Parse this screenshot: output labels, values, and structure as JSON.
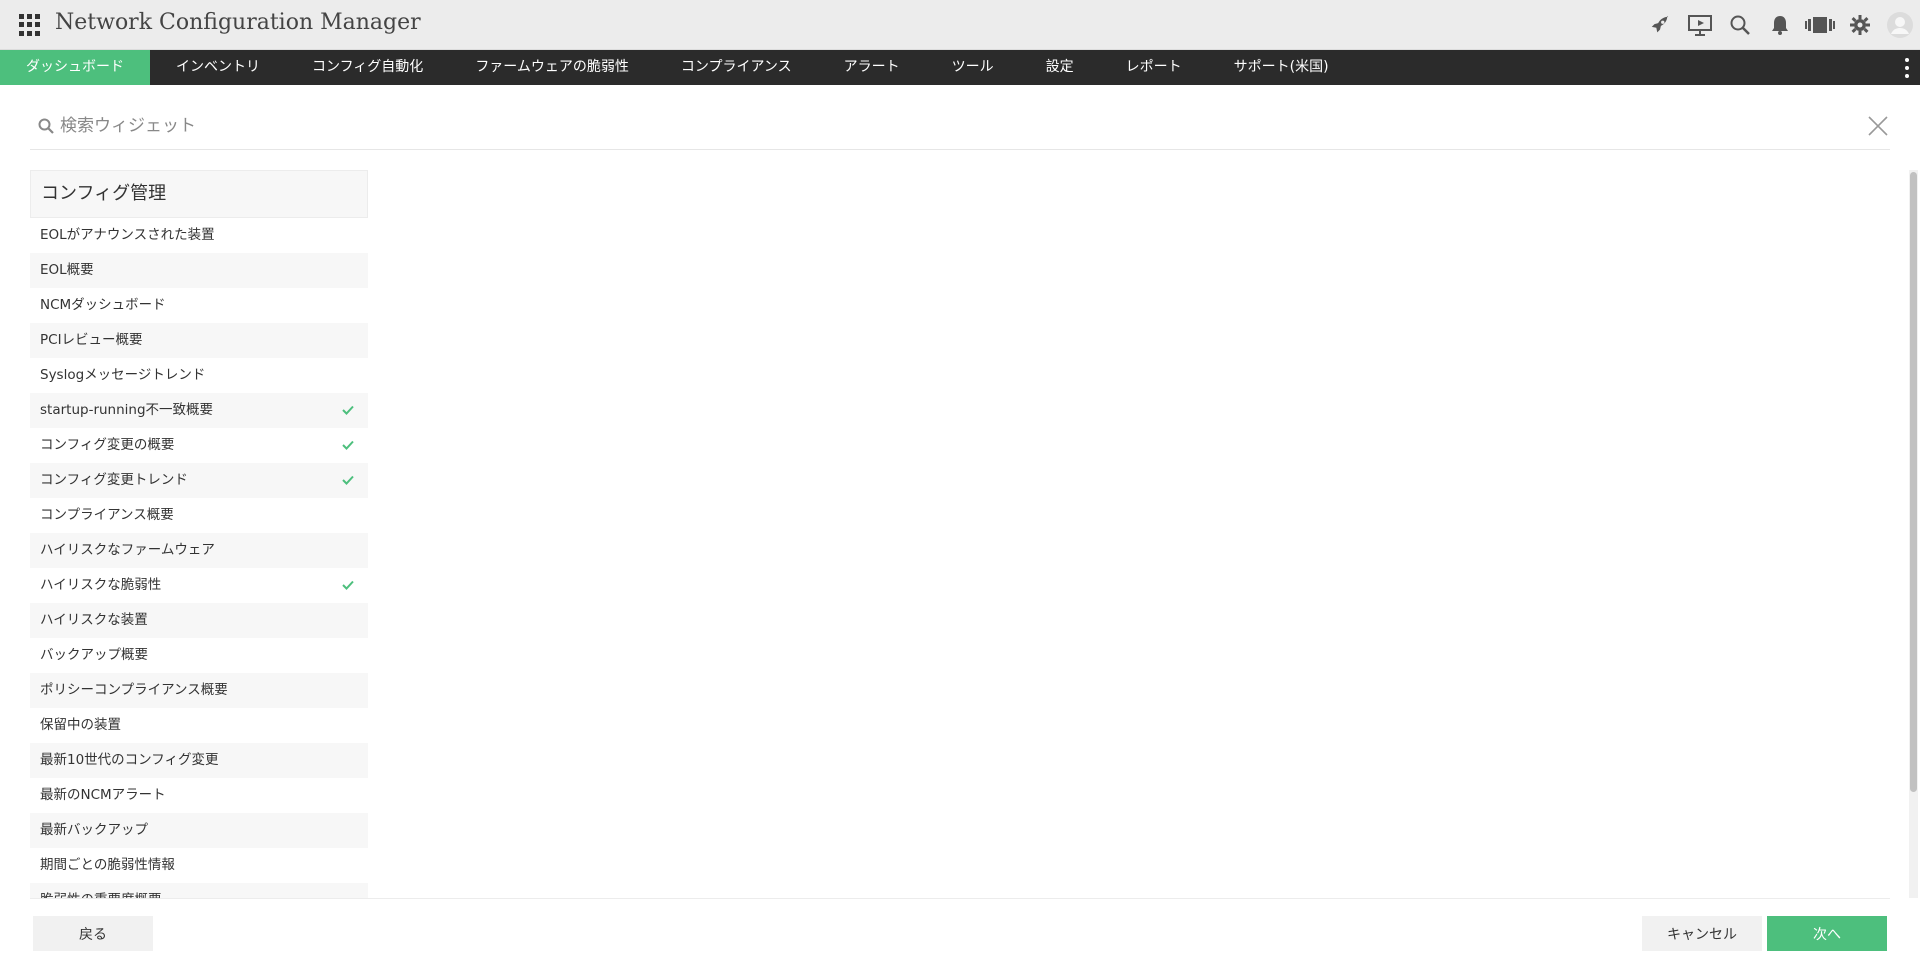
{
  "header": {
    "title": "Network Configuration Manager",
    "icons": [
      "rocket-icon",
      "presentation-icon",
      "search-icon",
      "bell-icon",
      "carousel-icon",
      "gear-icon",
      "user-avatar-icon"
    ]
  },
  "nav": {
    "items": [
      {
        "label": "ダッシュボード",
        "active": true
      },
      {
        "label": "インベントリ"
      },
      {
        "label": "コンフィグ自動化"
      },
      {
        "label": "ファームウェアの脆弱性"
      },
      {
        "label": "コンプライアンス"
      },
      {
        "label": "アラート"
      },
      {
        "label": "ツール"
      },
      {
        "label": "設定"
      },
      {
        "label": "レポート"
      },
      {
        "label": "サポート(米国)"
      }
    ]
  },
  "search": {
    "placeholder": "検索ウィジェット",
    "value": ""
  },
  "category": {
    "title": "コンフィグ管理"
  },
  "widgets": [
    {
      "label": "EOLがアナウンスされた装置",
      "checked": false
    },
    {
      "label": "EOL概要",
      "checked": false
    },
    {
      "label": "NCMダッシュボード",
      "checked": false
    },
    {
      "label": "PCIレビュー概要",
      "checked": false
    },
    {
      "label": "Syslogメッセージトレンド",
      "checked": false
    },
    {
      "label": "startup-running不一致概要",
      "checked": true
    },
    {
      "label": "コンフィグ変更の概要",
      "checked": true
    },
    {
      "label": "コンフィグ変更トレンド",
      "checked": true
    },
    {
      "label": "コンプライアンス概要",
      "checked": false
    },
    {
      "label": "ハイリスクなファームウェア",
      "checked": false
    },
    {
      "label": "ハイリスクな脆弱性",
      "checked": true
    },
    {
      "label": "ハイリスクな装置",
      "checked": false
    },
    {
      "label": "バックアップ概要",
      "checked": false
    },
    {
      "label": "ポリシーコンプライアンス概要",
      "checked": false
    },
    {
      "label": "保留中の装置",
      "checked": false
    },
    {
      "label": "最新10世代のコンフィグ変更",
      "checked": false
    },
    {
      "label": "最新のNCMアラート",
      "checked": false
    },
    {
      "label": "最新バックアップ",
      "checked": false
    },
    {
      "label": "期間ごとの脆弱性情報",
      "checked": false
    },
    {
      "label": "脆弱性の重要度概要",
      "checked": false
    }
  ],
  "footer": {
    "back_label": "戻る",
    "cancel_label": "キャンセル",
    "next_label": "次へ"
  },
  "colors": {
    "accent": "#4dbf7d",
    "navbar": "#2b2b2b",
    "header": "#ececec"
  }
}
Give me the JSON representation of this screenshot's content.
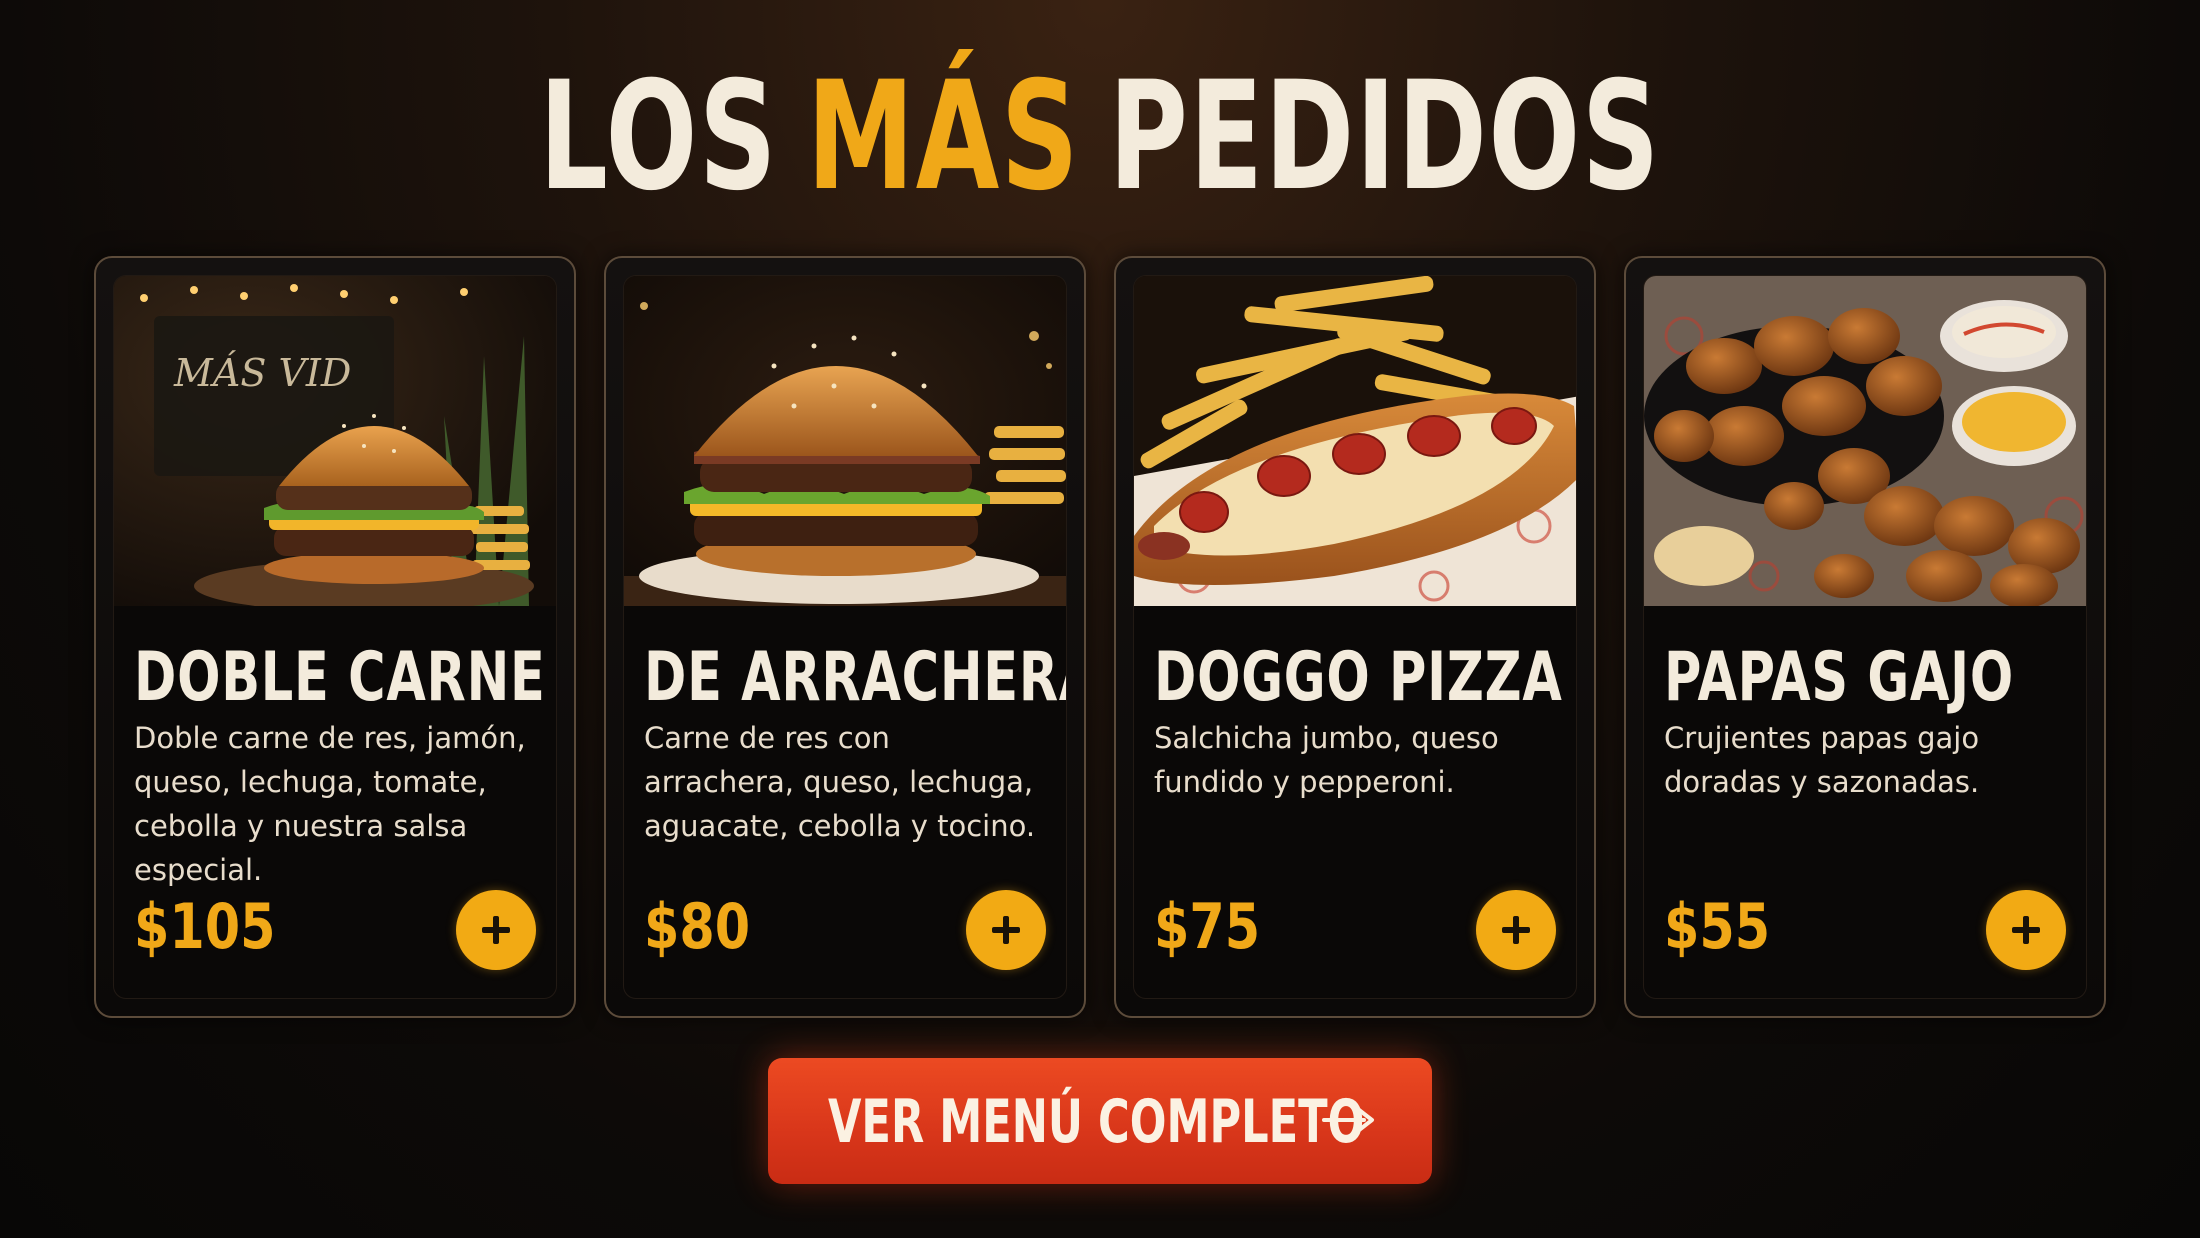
{
  "header": {
    "title_part1": "LOS",
    "title_part2": "MÁS",
    "title_part3": "PEDIDOS"
  },
  "colors": {
    "accent": "#f0a818",
    "cta": "#d8361a",
    "background": "#0d0a08",
    "text": "#f3ebdc"
  },
  "cards": [
    {
      "name": "DOBLE CARNE",
      "description": "Doble carne de res, jamón, queso, lechuga, tomate, cebolla y nuestra salsa especial.",
      "price": "$105",
      "add_icon": "plus-icon",
      "photo_sign_text": "MÁS VID"
    },
    {
      "name": "DE ARRACHERA",
      "description": "Carne de res con arrachera, queso, lechuga, aguacate, cebolla y tocino.",
      "price": "$80",
      "add_icon": "plus-icon"
    },
    {
      "name": "DOGGO PIZZA",
      "description": "Salchicha jumbo, queso fundido y pepperoni.",
      "price": "$75",
      "add_icon": "plus-icon"
    },
    {
      "name": "PAPAS GAJO",
      "description": "Crujientes papas gajo doradas y sazonadas.",
      "price": "$55",
      "add_icon": "plus-icon"
    }
  ],
  "cta": {
    "label": "VER MENÚ COMPLETO",
    "icon": "arrow-right-icon"
  }
}
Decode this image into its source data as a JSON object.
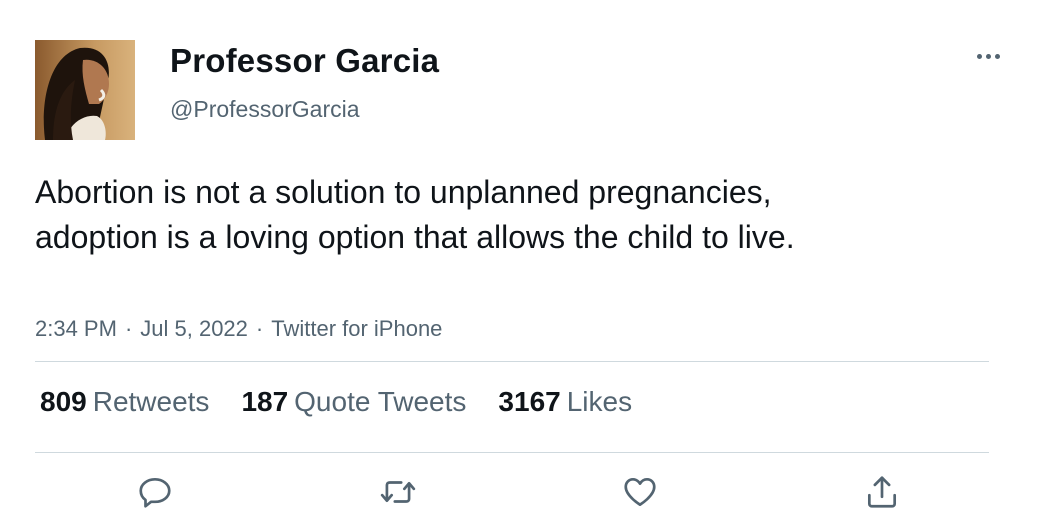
{
  "author": {
    "name": "Professor Garcia",
    "handle": "@ProfessorGarcia"
  },
  "tweet": {
    "text": "Abortion is not a solution to unplanned pregnancies, adoption is a loving option that allows the child to live.",
    "time": "2:34 PM",
    "date": "Jul 5, 2022",
    "source": "Twitter for iPhone",
    "separator": "·"
  },
  "stats": {
    "retweets": {
      "count": "809",
      "label": "Retweets"
    },
    "quotes": {
      "count": "187",
      "label": "Quote Tweets"
    },
    "likes": {
      "count": "3167",
      "label": "Likes"
    }
  },
  "icons": {
    "more": "more-horizontal-icon",
    "reply": "reply-icon",
    "retweet": "retweet-icon",
    "like": "heart-icon",
    "share": "share-icon"
  },
  "colors": {
    "text": "#0f1419",
    "secondary": "#536471",
    "divider": "#cfd9de",
    "background": "#ffffff"
  }
}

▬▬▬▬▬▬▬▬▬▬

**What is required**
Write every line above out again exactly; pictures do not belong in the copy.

**Task solution**
Parse this screenshot: output labels, values, and structure as JSON.
{
  "header": {
    "title": "Network Configuration Manager",
    "icons": [
      "rocket-icon",
      "presentation-icon",
      "search-icon",
      "bell-icon",
      "carousel-icon",
      "gear-icon",
      "user-avatar-icon"
    ]
  },
  "nav": {
    "items": [
      {
        "label": "ダッシュボード",
        "active": true
      },
      {
        "label": "インベントリ"
      },
      {
        "label": "コンフィグ自動化"
      },
      {
        "label": "ファームウェアの脆弱性"
      },
      {
        "label": "コンプライアンス"
      },
      {
        "label": "アラート"
      },
      {
        "label": "ツール"
      },
      {
        "label": "設定"
      },
      {
        "label": "レポート"
      },
      {
        "label": "サポート(米国)"
      }
    ]
  },
  "search": {
    "placeholder": "検索ウィジェット",
    "value": ""
  },
  "category": {
    "title": "コンフィグ管理"
  },
  "widgets": [
    {
      "label": "EOLがアナウンスされた装置",
      "checked": false
    },
    {
      "label": "EOL概要",
      "checked": false
    },
    {
      "label": "NCMダッシュボード",
      "checked": false
    },
    {
      "label": "PCIレビュー概要",
      "checked": false
    },
    {
      "label": "Syslogメッセージトレンド",
      "checked": false
    },
    {
      "label": "startup-running不一致概要",
      "checked": true
    },
    {
      "label": "コンフィグ変更の概要",
      "checked": true
    },
    {
      "label": "コンフィグ変更トレンド",
      "checked": true
    },
    {
      "label": "コンプライアンス概要",
      "checked": false
    },
    {
      "label": "ハイリスクなファームウェア",
      "checked": false
    },
    {
      "label": "ハイリスクな脆弱性",
      "checked": true
    },
    {
      "label": "ハイリスクな装置",
      "checked": false
    },
    {
      "label": "バックアップ概要",
      "checked": false
    },
    {
      "label": "ポリシーコンプライアンス概要",
      "checked": false
    },
    {
      "label": "保留中の装置",
      "checked": false
    },
    {
      "label": "最新10世代のコンフィグ変更",
      "checked": false
    },
    {
      "label": "最新のNCMアラート",
      "checked": false
    },
    {
      "label": "最新バックアップ",
      "checked": false
    },
    {
      "label": "期間ごとの脆弱性情報",
      "checked": false
    },
    {
      "label": "脆弱性の重要度概要",
      "checked": false
    }
  ],
  "footer": {
    "back_label": "戻る",
    "cancel_label": "キャンセル",
    "next_label": "次へ"
  },
  "colors": {
    "accent": "#4dbf7d",
    "navbar": "#2b2b2b",
    "header": "#ececec"
  }
}
Give me the JSON representation of this screenshot's content.
{
  "header": {
    "title_part1": "LOS",
    "title_part2": "MÁS",
    "title_part3": "PEDIDOS"
  },
  "colors": {
    "accent": "#f0a818",
    "cta": "#d8361a",
    "background": "#0d0a08",
    "text": "#f3ebdc"
  },
  "cards": [
    {
      "name": "DOBLE CARNE",
      "description": "Doble carne de res, jamón, queso, lechuga, tomate, cebolla y nuestra salsa especial.",
      "price": "$105",
      "add_icon": "plus-icon",
      "photo_sign_text": "MÁS VID"
    },
    {
      "name": "DE ARRACHERA",
      "description": "Carne de res con arrachera, queso, lechuga, aguacate, cebolla y tocino.",
      "price": "$80",
      "add_icon": "plus-icon"
    },
    {
      "name": "DOGGO PIZZA",
      "description": "Salchicha jumbo, queso fundido y pepperoni.",
      "price": "$75",
      "add_icon": "plus-icon"
    },
    {
      "name": "PAPAS GAJO",
      "description": "Crujientes papas gajo doradas y sazonadas.",
      "price": "$55",
      "add_icon": "plus-icon"
    }
  ],
  "cta": {
    "label": "VER MENÚ COMPLETO",
    "icon": "arrow-right-icon"
  }
}
Decode this image into its source data as a JSON object.
{
  "author": {
    "name": "Professor Garcia",
    "handle": "@ProfessorGarcia"
  },
  "tweet": {
    "text": "Abortion is not a solution to unplanned pregnancies, adoption is a loving option that allows the child to live.",
    "time": "2:34 PM",
    "date": "Jul 5, 2022",
    "source": "Twitter for iPhone",
    "separator": "·"
  },
  "stats": {
    "retweets": {
      "count": "809",
      "label": "Retweets"
    },
    "quotes": {
      "count": "187",
      "label": "Quote Tweets"
    },
    "likes": {
      "count": "3167",
      "label": "Likes"
    }
  },
  "icons": {
    "more": "more-horizontal-icon",
    "reply": "reply-icon",
    "retweet": "retweet-icon",
    "like": "heart-icon",
    "share": "share-icon"
  },
  "colors": {
    "text": "#0f1419",
    "secondary": "#536471",
    "divider": "#cfd9de",
    "background": "#ffffff"
  }
}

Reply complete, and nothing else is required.